repeat dose (5-10 mg) every 20-30 min.
Lorazepam, i.v. 2-6 mg (1 mg/min)
repeat dose (2-6 mg) every 20-30 min.
Follow-up
Phenytoin, i.v. 15-20 mg/Kg (30-50 mg/min).
repeat dose (100-150 mg) every 30 min.
Phenobarbital, i.v. 10-20 mg/Kg (25-30mg/min).
repeat dose (120-240 mg) every 20 min.

PARTIAL SEIZURES (Simple and Complex, including secondarily


generalized)
Drugs of choice:
Carbamazepine
Phenytoin
Valproate

Alternatives:
Lamotrigine
Phenobarbital
Primidone
oxcarbamazepine.

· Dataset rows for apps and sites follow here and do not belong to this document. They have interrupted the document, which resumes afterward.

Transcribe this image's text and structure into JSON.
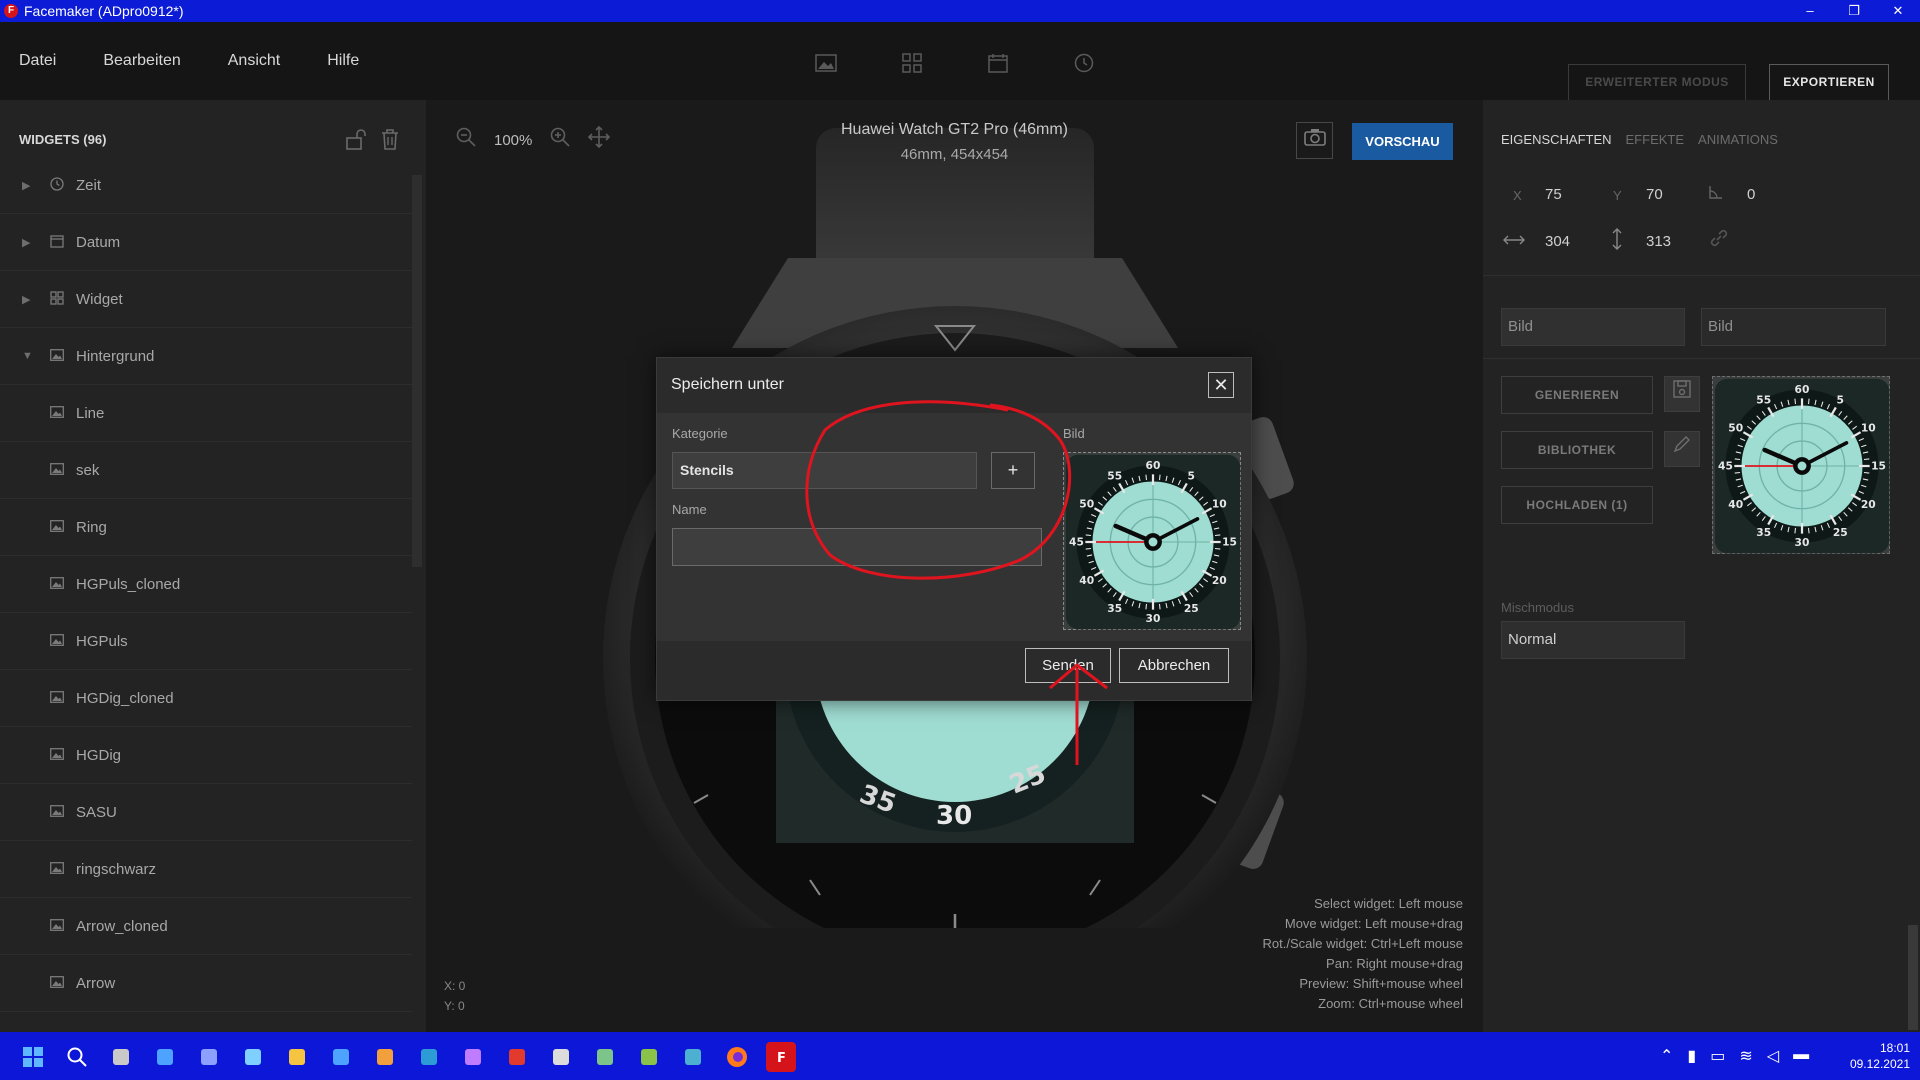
{
  "window": {
    "title": "Facemaker (ADpro0912*)",
    "logo_letter": "F",
    "controls": {
      "minimize": "–",
      "restore": "❐",
      "close": "✕"
    }
  },
  "menu": {
    "items": [
      "Datei",
      "Bearbeiten",
      "Ansicht",
      "Hilfe"
    ],
    "extended_mode": "ERWEITERTER MODUS",
    "export": "EXPORTIEREN"
  },
  "widgets_panel": {
    "header": "WIDGETS (96)",
    "items": [
      {
        "label": "Zeit",
        "level": 0,
        "expandable": true,
        "icon": "clock-icon"
      },
      {
        "label": "Datum",
        "level": 0,
        "expandable": true,
        "icon": "calendar-icon"
      },
      {
        "label": "Widget",
        "level": 0,
        "expandable": true,
        "icon": "grid-icon"
      },
      {
        "label": "Hintergrund",
        "level": 0,
        "expandable": true,
        "expanded": true,
        "icon": "image-icon"
      },
      {
        "label": "Line",
        "level": 1,
        "icon": "image-icon"
      },
      {
        "label": "sek",
        "level": 1,
        "icon": "image-icon"
      },
      {
        "label": "Ring",
        "level": 1,
        "icon": "image-icon"
      },
      {
        "label": "HGPuls_cloned",
        "level": 1,
        "icon": "image-icon"
      },
      {
        "label": "HGPuls",
        "level": 1,
        "icon": "image-icon"
      },
      {
        "label": "HGDig_cloned",
        "level": 1,
        "icon": "image-icon"
      },
      {
        "label": "HGDig",
        "level": 1,
        "icon": "image-icon"
      },
      {
        "label": "SASU",
        "level": 1,
        "icon": "image-icon"
      },
      {
        "label": "ringschwarz",
        "level": 1,
        "icon": "image-icon"
      },
      {
        "label": "Arrow_cloned",
        "level": 1,
        "icon": "image-icon"
      },
      {
        "label": "Arrow",
        "level": 1,
        "icon": "image-icon"
      }
    ]
  },
  "canvas": {
    "zoom": "100%",
    "device_name": "Huawei Watch GT2 Pro (46mm)",
    "device_res": "46mm, 454x454",
    "preview": "VORSCHAU",
    "dial_numbers": [
      "35",
      "30",
      "25"
    ],
    "hints": [
      "Select widget: Left mouse",
      "Move widget: Left mouse+drag",
      "Rot./Scale widget: Ctrl+Left mouse",
      "Pan: Right mouse+drag",
      "Preview: Shift+mouse wheel",
      "Zoom: Ctrl+mouse wheel"
    ],
    "coord_x": "X: 0",
    "coord_y": "Y: 0"
  },
  "properties": {
    "tabs": [
      "EIGENSCHAFTEN",
      "EFFEKTE",
      "ANIMATIONS"
    ],
    "x_label": "X",
    "x": "75",
    "y_label": "Y",
    "y": "70",
    "angle": "0",
    "width": "304",
    "height": "313",
    "image_field_1": "Bild",
    "image_field_2": "Bild",
    "generate": "GENERIEREN",
    "library": "BIBLIOTHEK",
    "upload": "HOCHLADEN (1)",
    "blend_label": "Mischmodus",
    "blend_value": "Normal"
  },
  "dialog": {
    "title": "Speichern unter",
    "category_label": "Kategorie",
    "category_value": "Stencils",
    "add": "+",
    "name_label": "Name",
    "name_value": "",
    "image_label": "Bild",
    "send": "Senden",
    "cancel": "Abbrechen",
    "close": "✕"
  },
  "watch_face": {
    "numbers": [
      "60",
      "5",
      "10",
      "15",
      "20",
      "25",
      "30",
      "35",
      "40",
      "45",
      "50",
      "55"
    ]
  },
  "annotation_color": "#e0141e",
  "taskbar": {
    "apps": [
      "windows-start-icon",
      "search-icon",
      "task-view-icon",
      "widgets-icon",
      "chat-icon",
      "remote-icon",
      "explorer-icon",
      "app-l-icon",
      "app-photo-icon",
      "skype-icon",
      "drop-icon",
      "acrobat-icon",
      "security-icon",
      "app-doc-icon",
      "app-sheet-icon",
      "app-img-icon",
      "firefox-icon",
      "facemaker-icon"
    ],
    "time": "18:01",
    "date": "09.12.2021"
  }
}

Add-on therapy
Gabapentin
Topiramate
Tiagabine
Levetiracetam
zonisamide
PRIMARY GENERALIZED TONIC-CLONIC SEIZURES (Grand Mal)
Drugs of choice:
Carbamazepine
Phenytoin
Valproate*
Alternatives:
Lamotrigine
Phenobarbital
Topiramate
Oxcartbazepine
Primidone
Levetiracetam.

*Not approved except if absence seizure is


involved

GENERALIZED ABSENCE SEIZURES


Drugs of choice:
Ethosuximide
Valproate*

Alternatives:

Lamotrigine
Clonazepam
Zonisamide
Topiramate (?).

* First choice if primary generalized tonic-clonic seizure is also present.

ATYPICAL ABSENCE, MYOCLONIC, ATONIC* SEIZURES


Drugs of choice:
Valproate
Clonazepam
Lamotrigine**
Alternatives:
Topiramate
Clonazepam
Zonisamide
Felbamate

* Often refractory to medications.


**Not FDA approved for this indication. May worsen myoclonus.

INFANTILE SPASMS
Drugs of choice:
Corticotropin (IM) or Corticosteroids (Prednisone)
Zonisamide

Alternatives:
Clonazepam
Nitrazepam
Vigabatrin
Phenobarbital.

Treatment of Seizures in Pregnancy


Phenytoin
Phenobarbital
Carbamazepine
Primidone
- They may all cause hemorrhage in the infant due to vitamin K
deficiency, requiring treatment of mother and newborn.
- They all have risks of congenital anomalies (oral cleft, cardiac and
neural tube defects).

o Teratogens:
- Valproic acid causes spina bifida.
- Topiramate causes limb agenesis in rodents and hypospadias in male
infants.
- Zonisamide is teratogenic in animals.